* [Your goal] Return the exact lines spanning from the line with "What data populates" through the last line of the entries, boundaries included, and no others.

* [Dataset content]
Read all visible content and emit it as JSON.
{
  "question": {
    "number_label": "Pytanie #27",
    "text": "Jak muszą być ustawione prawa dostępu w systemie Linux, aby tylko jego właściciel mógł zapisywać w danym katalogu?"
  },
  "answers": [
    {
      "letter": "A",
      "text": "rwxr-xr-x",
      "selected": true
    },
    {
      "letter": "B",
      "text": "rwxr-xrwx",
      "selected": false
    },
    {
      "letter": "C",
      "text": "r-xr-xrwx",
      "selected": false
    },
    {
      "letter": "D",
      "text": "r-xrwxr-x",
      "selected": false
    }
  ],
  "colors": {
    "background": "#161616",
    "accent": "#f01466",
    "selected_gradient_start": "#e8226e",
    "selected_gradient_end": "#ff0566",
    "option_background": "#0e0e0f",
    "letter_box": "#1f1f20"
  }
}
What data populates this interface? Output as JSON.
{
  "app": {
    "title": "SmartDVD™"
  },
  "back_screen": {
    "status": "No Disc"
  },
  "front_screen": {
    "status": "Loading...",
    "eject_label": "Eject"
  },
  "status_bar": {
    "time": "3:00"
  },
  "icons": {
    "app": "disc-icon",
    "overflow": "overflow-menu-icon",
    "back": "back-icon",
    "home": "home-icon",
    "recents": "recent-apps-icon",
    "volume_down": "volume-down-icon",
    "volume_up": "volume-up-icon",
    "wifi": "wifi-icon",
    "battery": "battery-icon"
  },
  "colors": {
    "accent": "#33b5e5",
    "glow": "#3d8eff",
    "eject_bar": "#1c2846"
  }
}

* [Response area]
What data populates this interface? Output as JSON.
{
  "app": {
    "title": "SmartDVD™"
  },
  "back_screen": {
    "status": "No Disc"
  },
  "front_screen": {
    "status": "Loading...",
    "eject_label": "Eject"
  },
  "status_bar": {
    "time": "3:00"
  },
  "icons": {
    "app": "disc-icon",
    "overflow": "overflow-menu-icon",
    "back": "back-icon",
    "home": "home-icon",
    "recents": "recent-apps-icon",
    "volume_down": "volume-down-icon",
    "volume_up": "volume-up-icon",
    "wifi": "wifi-icon",
    "battery": "battery-icon"
  },
  "colors": {
    "accent": "#33b5e5",
    "glow": "#3d8eff",
    "eject_bar": "#1c2846"
  }
}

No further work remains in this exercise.